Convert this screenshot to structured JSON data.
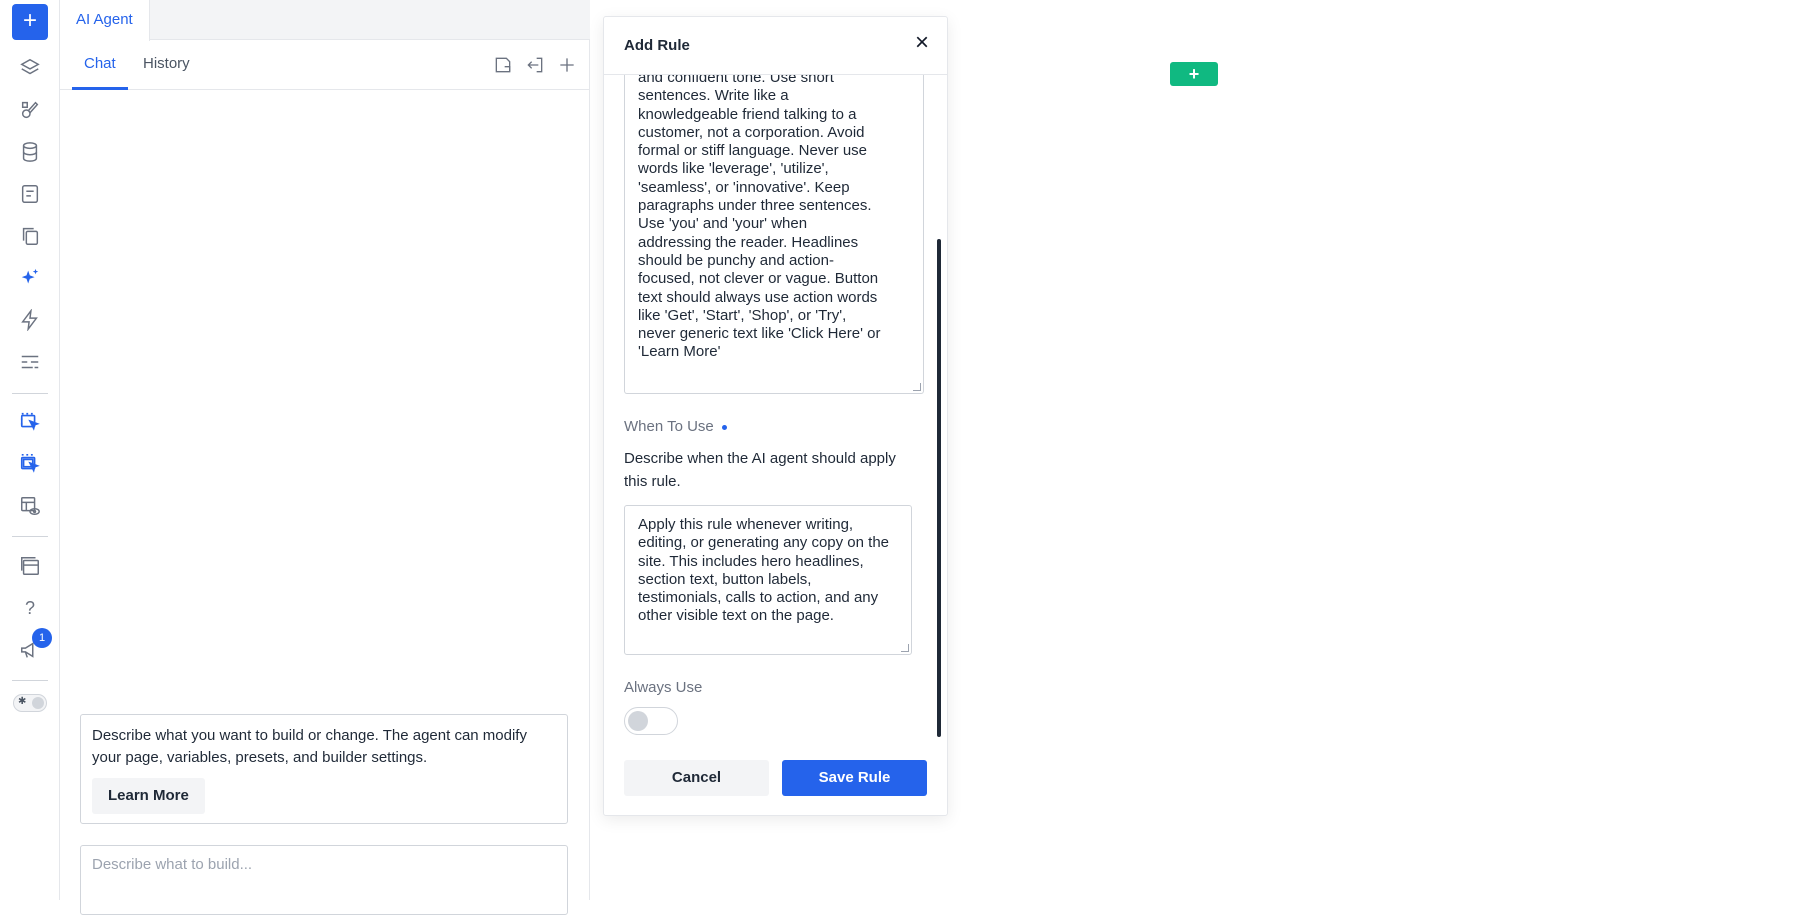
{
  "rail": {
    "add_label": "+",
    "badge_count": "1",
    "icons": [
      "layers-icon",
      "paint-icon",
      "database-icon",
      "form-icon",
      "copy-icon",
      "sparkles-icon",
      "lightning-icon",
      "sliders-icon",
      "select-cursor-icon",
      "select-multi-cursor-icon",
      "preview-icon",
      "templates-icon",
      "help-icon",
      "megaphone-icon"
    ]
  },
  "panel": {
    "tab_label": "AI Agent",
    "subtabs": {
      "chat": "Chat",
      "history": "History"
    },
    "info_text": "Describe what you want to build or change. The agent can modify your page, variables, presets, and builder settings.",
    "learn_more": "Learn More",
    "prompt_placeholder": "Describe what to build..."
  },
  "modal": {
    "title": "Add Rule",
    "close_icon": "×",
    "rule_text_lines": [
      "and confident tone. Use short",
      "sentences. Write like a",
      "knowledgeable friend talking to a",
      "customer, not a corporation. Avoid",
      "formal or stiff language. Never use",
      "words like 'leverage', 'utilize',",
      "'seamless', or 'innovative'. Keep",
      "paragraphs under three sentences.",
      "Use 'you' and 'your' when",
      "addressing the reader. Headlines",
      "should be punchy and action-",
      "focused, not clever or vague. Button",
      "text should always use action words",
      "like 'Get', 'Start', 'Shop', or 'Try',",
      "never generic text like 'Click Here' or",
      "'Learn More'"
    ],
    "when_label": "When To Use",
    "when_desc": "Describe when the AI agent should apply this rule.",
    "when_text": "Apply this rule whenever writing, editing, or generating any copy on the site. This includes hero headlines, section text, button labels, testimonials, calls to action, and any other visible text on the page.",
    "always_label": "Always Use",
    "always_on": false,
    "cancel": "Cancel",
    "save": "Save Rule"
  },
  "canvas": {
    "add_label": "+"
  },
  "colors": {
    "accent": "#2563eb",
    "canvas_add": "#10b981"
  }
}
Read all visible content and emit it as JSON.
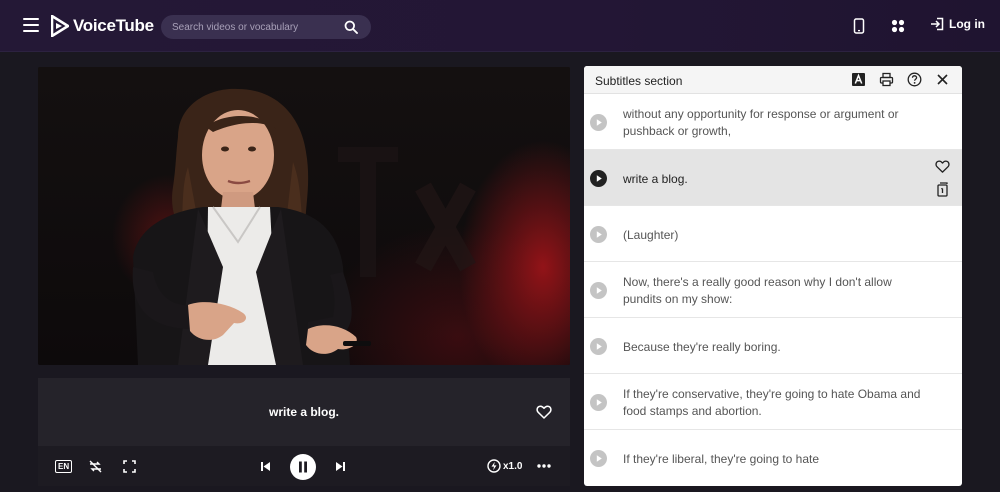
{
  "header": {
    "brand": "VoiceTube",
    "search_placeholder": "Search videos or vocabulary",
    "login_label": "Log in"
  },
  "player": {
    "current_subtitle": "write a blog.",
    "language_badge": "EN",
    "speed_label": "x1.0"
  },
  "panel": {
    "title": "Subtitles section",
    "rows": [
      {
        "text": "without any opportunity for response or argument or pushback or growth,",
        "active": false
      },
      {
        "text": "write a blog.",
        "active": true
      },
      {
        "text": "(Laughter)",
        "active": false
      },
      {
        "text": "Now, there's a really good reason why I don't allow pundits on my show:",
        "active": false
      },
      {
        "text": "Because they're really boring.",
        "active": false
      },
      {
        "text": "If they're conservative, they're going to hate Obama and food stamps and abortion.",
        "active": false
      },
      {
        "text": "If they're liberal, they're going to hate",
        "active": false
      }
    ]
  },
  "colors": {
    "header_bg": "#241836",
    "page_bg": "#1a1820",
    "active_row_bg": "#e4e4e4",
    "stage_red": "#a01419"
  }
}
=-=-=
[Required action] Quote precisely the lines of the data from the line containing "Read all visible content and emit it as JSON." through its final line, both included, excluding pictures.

[Result]
Read all visible content and emit it as JSON.
{
  "header": {
    "brand": "VoiceTube",
    "search_placeholder": "Search videos or vocabulary",
    "login_label": "Log in"
  },
  "player": {
    "current_subtitle": "write a blog.",
    "language_badge": "EN",
    "speed_label": "x1.0"
  },
  "panel": {
    "title": "Subtitles section",
    "rows": [
      {
        "text": "without any opportunity for response or argument or pushback or growth,",
        "active": false
      },
      {
        "text": "write a blog.",
        "active": true
      },
      {
        "text": "(Laughter)",
        "active": false
      },
      {
        "text": "Now, there's a really good reason why I don't allow pundits on my show:",
        "active": false
      },
      {
        "text": "Because they're really boring.",
        "active": false
      },
      {
        "text": "If they're conservative, they're going to hate Obama and food stamps and abortion.",
        "active": false
      },
      {
        "text": "If they're liberal, they're going to hate",
        "active": false
      }
    ]
  },
  "colors": {
    "header_bg": "#241836",
    "page_bg": "#1a1820",
    "active_row_bg": "#e4e4e4",
    "stage_red": "#a01419"
  }
}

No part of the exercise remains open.